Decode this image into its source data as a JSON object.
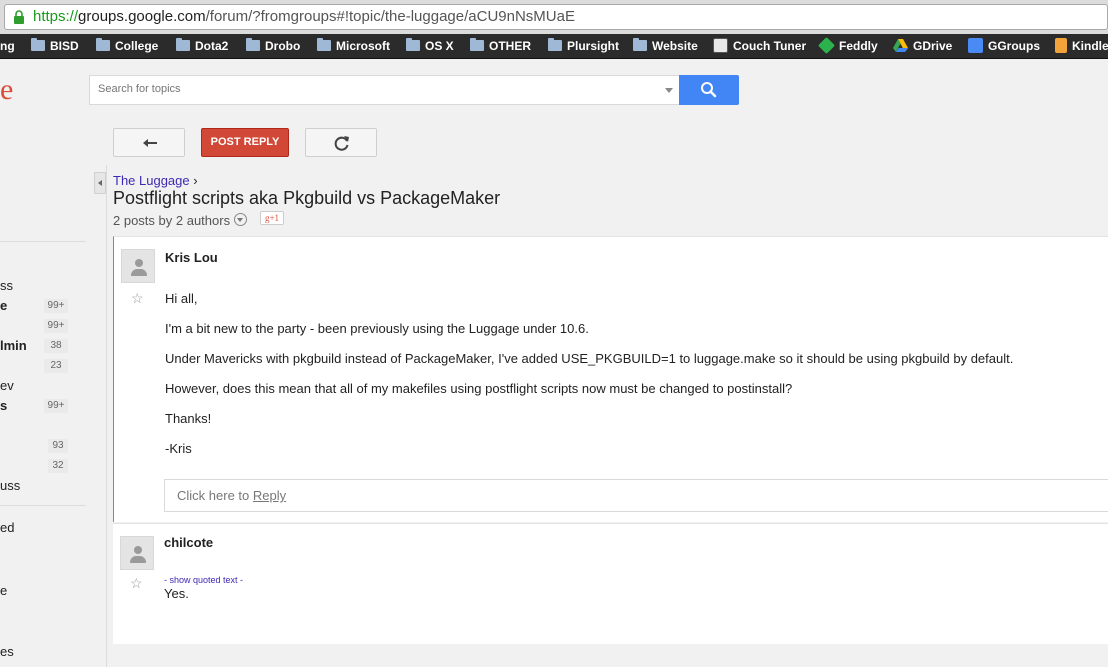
{
  "browser": {
    "url_scheme": "https://",
    "url_host": "groups.google.com",
    "url_path": "/forum/?fromgroups#!topic/the-luggage/aCU9nNsMUaE"
  },
  "bookmarks": [
    {
      "label": "ng",
      "type": "partial"
    },
    {
      "label": "BISD",
      "type": "folder"
    },
    {
      "label": "College",
      "type": "folder"
    },
    {
      "label": "Dota2",
      "type": "folder"
    },
    {
      "label": "Drobo",
      "type": "folder"
    },
    {
      "label": "Microsoft",
      "type": "folder"
    },
    {
      "label": "OS X",
      "type": "folder"
    },
    {
      "label": "OTHER",
      "type": "folder"
    },
    {
      "label": "Plursight",
      "type": "folder"
    },
    {
      "label": "Website",
      "type": "folder"
    },
    {
      "label": "Couch Tuner",
      "type": "site",
      "icon": "couch-tuner-icon"
    },
    {
      "label": "Feddly",
      "type": "site",
      "icon": "feedly-icon"
    },
    {
      "label": "GDrive",
      "type": "site",
      "icon": "gdrive-icon"
    },
    {
      "label": "GGroups",
      "type": "site",
      "icon": "ggroups-icon"
    },
    {
      "label": "Kindle",
      "type": "site",
      "icon": "kindle-icon"
    }
  ],
  "header": {
    "logo_fragment": "e",
    "search_placeholder": "Search for topics"
  },
  "toolbar": {
    "post_reply_label": "POST REPLY"
  },
  "leftnav": {
    "items": [
      {
        "label": "ss",
        "count": ""
      },
      {
        "label": "e",
        "count": "99+",
        "bold": true
      },
      {
        "label": "",
        "count": "99+"
      },
      {
        "label": "lmin",
        "count": "38",
        "bold": true
      },
      {
        "label": "",
        "count": "23"
      },
      {
        "label": "ev",
        "count": ""
      },
      {
        "label": "s",
        "count": "99+",
        "bold": true
      },
      {
        "label": "",
        "count": "93"
      },
      {
        "label": "",
        "count": "32"
      },
      {
        "label": "uss",
        "count": ""
      },
      {
        "label": "ed",
        "count": ""
      },
      {
        "label": "e",
        "count": ""
      },
      {
        "label": "es",
        "count": ""
      }
    ]
  },
  "topic": {
    "group_name": "The Luggage",
    "crumb_separator": "›",
    "title": "Postflight scripts aka Pkgbuild vs PackageMaker",
    "meta": "2 posts by 2 authors",
    "plusone": "g+1"
  },
  "posts": [
    {
      "author": "Kris Lou",
      "lines": [
        "Hi all,",
        "I'm a bit new to the party - been previously using the Luggage under 10.6.",
        "Under Mavericks with pkgbuild instead of PackageMaker, I've added USE_PKGBUILD=1 to luggage.make so it should be using pkgbuild by default.",
        "However, does this mean that all of my makefiles using postflight scripts now must be changed to postinstall?",
        "Thanks!",
        "-Kris"
      ],
      "reply_prefix": "Click here to ",
      "reply_link": "Reply"
    },
    {
      "author": "chilcote",
      "quoted_toggle": "- show quoted text -",
      "lines": [
        "Yes."
      ]
    }
  ],
  "colors": {
    "accent_red": "#d14836",
    "search_blue": "#4285f4",
    "link_purple": "#3d29b3",
    "focus_blue": "#4d90fe"
  }
}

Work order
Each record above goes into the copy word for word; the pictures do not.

Final answer
Decode this image into its source data as a JSON object.
{
  "browser": {
    "url_scheme": "https://",
    "url_host": "groups.google.com",
    "url_path": "/forum/?fromgroups#!topic/the-luggage/aCU9nNsMUaE"
  },
  "bookmarks": [
    {
      "label": "ng",
      "type": "partial"
    },
    {
      "label": "BISD",
      "type": "folder"
    },
    {
      "label": "College",
      "type": "folder"
    },
    {
      "label": "Dota2",
      "type": "folder"
    },
    {
      "label": "Drobo",
      "type": "folder"
    },
    {
      "label": "Microsoft",
      "type": "folder"
    },
    {
      "label": "OS X",
      "type": "folder"
    },
    {
      "label": "OTHER",
      "type": "folder"
    },
    {
      "label": "Plursight",
      "type": "folder"
    },
    {
      "label": "Website",
      "type": "folder"
    },
    {
      "label": "Couch Tuner",
      "type": "site",
      "icon": "couch-tuner-icon"
    },
    {
      "label": "Feddly",
      "type": "site",
      "icon": "feedly-icon"
    },
    {
      "label": "GDrive",
      "type": "site",
      "icon": "gdrive-icon"
    },
    {
      "label": "GGroups",
      "type": "site",
      "icon": "ggroups-icon"
    },
    {
      "label": "Kindle",
      "type": "site",
      "icon": "kindle-icon"
    }
  ],
  "header": {
    "logo_fragment": "e",
    "search_placeholder": "Search for topics"
  },
  "toolbar": {
    "post_reply_label": "POST REPLY"
  },
  "leftnav": {
    "items": [
      {
        "label": "ss",
        "count": ""
      },
      {
        "label": "e",
        "count": "99+",
        "bold": true
      },
      {
        "label": "",
        "count": "99+"
      },
      {
        "label": "lmin",
        "count": "38",
        "bold": true
      },
      {
        "label": "",
        "count": "23"
      },
      {
        "label": "ev",
        "count": ""
      },
      {
        "label": "s",
        "count": "99+",
        "bold": true
      },
      {
        "label": "",
        "count": "93"
      },
      {
        "label": "",
        "count": "32"
      },
      {
        "label": "uss",
        "count": ""
      },
      {
        "label": "ed",
        "count": ""
      },
      {
        "label": "e",
        "count": ""
      },
      {
        "label": "es",
        "count": ""
      }
    ]
  },
  "topic": {
    "group_name": "The Luggage",
    "crumb_separator": "›",
    "title": "Postflight scripts aka Pkgbuild vs PackageMaker",
    "meta": "2 posts by 2 authors",
    "plusone": "g+1"
  },
  "posts": [
    {
      "author": "Kris Lou",
      "lines": [
        "Hi all,",
        "I'm a bit new to the party - been previously using the Luggage under 10.6.",
        "Under Mavericks with pkgbuild instead of PackageMaker, I've added USE_PKGBUILD=1 to luggage.make so it should be using pkgbuild by default.",
        "However, does this mean that all of my makefiles using postflight scripts now must be changed to postinstall?",
        "Thanks!",
        "-Kris"
      ],
      "reply_prefix": "Click here to ",
      "reply_link": "Reply"
    },
    {
      "author": "chilcote",
      "quoted_toggle": "- show quoted text -",
      "lines": [
        "Yes."
      ]
    }
  ],
  "colors": {
    "accent_red": "#d14836",
    "search_blue": "#4285f4",
    "link_purple": "#3d29b3",
    "focus_blue": "#4d90fe"
  }
}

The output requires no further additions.